USGS scientists may have solved a pivotal toxic algae mystery in the Caloosahatchee and St. Lucie estuaries.
Why are cyanobacteria blooms in Lake Okeechobee more toxic when the Army Corps flushes them to the coasts? Why is the microcystis that people boat and fish in on the lake so much more noxious and deadly when it reaches Ft. Myers and Stuart? Fingers have been pointed at leaky septic tanks, local runoff, perfect storms of cyanobacteria blends, or unexplained transformations during the lifecycles of toxic algae.
The answer may be amazingly simple: salt. According to the study, Microcystis aeruginosa–a freshwater organism and the most common cyanobacteria in our toxic blooms–starts to die when it reaches saltwater. And when it dies, it releases microcystins–the cyanotoxin that poisoned dogs on the St. Lucie, was detected in 100% of the Treasure Coast residents tested in a medical study this summer, and was found in the air in Cape Coral and Bonita Springs in a FGCU study this fall.
Basically, cyanobacteria cell walls are like balloons. In freshwater the walls don’t leak, the cells stay healthy, and microcystis can regulate the toxins it releases. In saltwater the walls break down and start to leak, killing the cells, letting their toxins seep out. Or burst out, if it happens suddenly like a popped balloon–or like billions of popped balloons, all at once where the cells hit saltwater, simultaneously releasing all the microcystin inside them, along with BMAAs and other health threats.

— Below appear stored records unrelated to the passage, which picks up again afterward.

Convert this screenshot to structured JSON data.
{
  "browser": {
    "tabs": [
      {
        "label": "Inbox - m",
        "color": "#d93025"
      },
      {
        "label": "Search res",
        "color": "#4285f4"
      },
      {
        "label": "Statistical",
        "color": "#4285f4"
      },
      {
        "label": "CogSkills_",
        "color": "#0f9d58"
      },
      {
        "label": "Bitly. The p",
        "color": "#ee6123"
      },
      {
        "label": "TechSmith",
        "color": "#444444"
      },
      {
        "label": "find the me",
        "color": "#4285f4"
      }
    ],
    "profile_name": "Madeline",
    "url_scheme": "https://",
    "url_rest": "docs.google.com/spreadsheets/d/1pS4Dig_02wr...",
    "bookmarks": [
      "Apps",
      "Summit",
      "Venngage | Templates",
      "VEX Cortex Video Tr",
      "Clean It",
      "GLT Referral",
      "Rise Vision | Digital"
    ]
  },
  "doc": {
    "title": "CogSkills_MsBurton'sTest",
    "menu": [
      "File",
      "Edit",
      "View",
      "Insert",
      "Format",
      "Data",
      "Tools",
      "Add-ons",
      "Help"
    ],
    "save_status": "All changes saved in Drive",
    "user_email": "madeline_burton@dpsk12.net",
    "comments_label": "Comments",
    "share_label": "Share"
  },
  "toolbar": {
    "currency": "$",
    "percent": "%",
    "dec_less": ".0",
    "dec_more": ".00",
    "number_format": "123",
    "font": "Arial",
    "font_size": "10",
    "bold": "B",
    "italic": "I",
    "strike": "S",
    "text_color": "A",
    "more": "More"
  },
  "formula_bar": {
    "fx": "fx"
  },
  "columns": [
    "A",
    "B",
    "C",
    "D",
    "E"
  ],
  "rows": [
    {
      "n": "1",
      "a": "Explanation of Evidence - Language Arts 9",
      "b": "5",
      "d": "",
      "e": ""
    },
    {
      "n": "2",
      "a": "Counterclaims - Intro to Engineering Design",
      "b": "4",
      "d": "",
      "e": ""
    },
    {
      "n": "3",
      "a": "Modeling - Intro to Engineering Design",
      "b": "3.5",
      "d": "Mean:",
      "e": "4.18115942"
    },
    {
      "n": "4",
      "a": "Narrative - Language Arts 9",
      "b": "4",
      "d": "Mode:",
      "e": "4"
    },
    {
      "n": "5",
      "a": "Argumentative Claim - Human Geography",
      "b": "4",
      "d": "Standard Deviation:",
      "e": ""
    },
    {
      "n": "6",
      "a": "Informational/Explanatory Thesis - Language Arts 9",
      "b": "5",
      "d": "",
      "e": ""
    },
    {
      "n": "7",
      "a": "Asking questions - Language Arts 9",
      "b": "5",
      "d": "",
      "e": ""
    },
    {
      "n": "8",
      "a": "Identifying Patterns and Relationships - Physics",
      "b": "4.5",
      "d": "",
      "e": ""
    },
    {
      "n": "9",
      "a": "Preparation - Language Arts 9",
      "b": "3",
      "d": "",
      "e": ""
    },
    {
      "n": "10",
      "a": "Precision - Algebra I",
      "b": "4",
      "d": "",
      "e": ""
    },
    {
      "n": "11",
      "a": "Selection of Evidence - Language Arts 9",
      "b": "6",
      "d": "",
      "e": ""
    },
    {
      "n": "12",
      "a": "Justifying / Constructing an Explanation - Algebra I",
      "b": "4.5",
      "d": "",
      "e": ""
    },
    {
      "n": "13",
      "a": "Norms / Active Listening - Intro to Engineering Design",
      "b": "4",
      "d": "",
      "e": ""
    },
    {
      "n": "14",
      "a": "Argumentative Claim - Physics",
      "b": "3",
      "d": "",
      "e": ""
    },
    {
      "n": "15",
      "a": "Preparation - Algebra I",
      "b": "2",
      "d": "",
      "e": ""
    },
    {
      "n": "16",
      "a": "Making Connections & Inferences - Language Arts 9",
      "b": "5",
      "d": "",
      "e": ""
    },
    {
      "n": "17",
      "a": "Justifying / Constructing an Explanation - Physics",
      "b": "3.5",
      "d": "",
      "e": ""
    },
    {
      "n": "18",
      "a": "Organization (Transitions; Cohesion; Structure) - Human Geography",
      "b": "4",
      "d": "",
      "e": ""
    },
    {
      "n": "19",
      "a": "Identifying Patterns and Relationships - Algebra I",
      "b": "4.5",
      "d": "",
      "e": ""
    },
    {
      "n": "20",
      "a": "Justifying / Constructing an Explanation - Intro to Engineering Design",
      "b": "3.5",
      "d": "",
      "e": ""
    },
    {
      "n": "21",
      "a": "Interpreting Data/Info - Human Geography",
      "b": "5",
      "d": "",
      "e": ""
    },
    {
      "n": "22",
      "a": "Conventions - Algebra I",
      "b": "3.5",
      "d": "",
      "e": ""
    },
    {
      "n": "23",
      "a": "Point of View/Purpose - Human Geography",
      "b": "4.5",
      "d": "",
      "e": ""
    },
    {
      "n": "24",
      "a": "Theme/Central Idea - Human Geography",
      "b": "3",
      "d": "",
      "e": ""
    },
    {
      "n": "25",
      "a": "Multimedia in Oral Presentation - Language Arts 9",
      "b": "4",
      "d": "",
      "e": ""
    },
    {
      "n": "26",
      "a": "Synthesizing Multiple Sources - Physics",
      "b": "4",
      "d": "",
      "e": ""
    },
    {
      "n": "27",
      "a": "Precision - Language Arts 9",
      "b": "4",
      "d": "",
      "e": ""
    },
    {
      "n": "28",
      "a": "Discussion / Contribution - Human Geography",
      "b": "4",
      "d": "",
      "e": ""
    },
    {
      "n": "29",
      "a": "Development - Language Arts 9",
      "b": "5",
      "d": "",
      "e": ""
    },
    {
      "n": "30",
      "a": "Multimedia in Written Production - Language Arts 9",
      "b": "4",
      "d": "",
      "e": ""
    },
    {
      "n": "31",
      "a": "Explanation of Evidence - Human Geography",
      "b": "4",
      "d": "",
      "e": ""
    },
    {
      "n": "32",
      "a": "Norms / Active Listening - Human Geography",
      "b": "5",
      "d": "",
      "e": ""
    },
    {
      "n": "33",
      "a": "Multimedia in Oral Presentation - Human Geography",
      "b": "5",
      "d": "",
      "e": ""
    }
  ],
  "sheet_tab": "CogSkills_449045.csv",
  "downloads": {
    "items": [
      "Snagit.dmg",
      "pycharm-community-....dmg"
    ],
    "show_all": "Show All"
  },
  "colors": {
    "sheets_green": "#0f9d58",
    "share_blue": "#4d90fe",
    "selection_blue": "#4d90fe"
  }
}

The popped balloon analogy could explain why so many dogs in the same spot on the St. Lucie, in the same short time span ran into lethal levels of microcystin. If the discharged cyanobacteria from Lake Okeechobee met a concentration of saltwater near that spot, could a sudden die-off have popped billions of toxic balloons and filled the water with enough microcystin to become deadly?
If so, this discovery changes what we know about the risks of discharges. If the potential for blooms to become lethal explodes when they reach saltwater–exactly where millions of people live and spend time in the water–then intentionally releasing them on coastal communities is appalling. Government agencies have used ignorance as an excuse, claiming water management policies were set before they knew about the health impacts of discharges. Now they know.
That doesn’t mean they’ll do the right thing. Discharges are still the easiest water management option for Florida’s most influential political power. As long as the sugarcane industry wants the discharges to continue, industry-funded lawmakers and the agencies they oversee will resist changes.
Sometimes, even amid deadly serious revelations about how people are being poisoned, the proposals to keep doing it are almost funny. This week’s example: Instead of cutting the discharges, increase them so much that the naturally brackish estuaries become freshwater. And then manipulate salinity levels (something so delicate and precise that scientists called it “threading the needle”) to pop the toxic balloons at exactly the right time and place, sparing at least some of the people in coastal communities from the full burst of toxins they get now.
The idea might sound laughable, but probably not to the people who don’t get spared. It’s a safe bet that they’d rather just keep toxic discharges away from their communities altogether.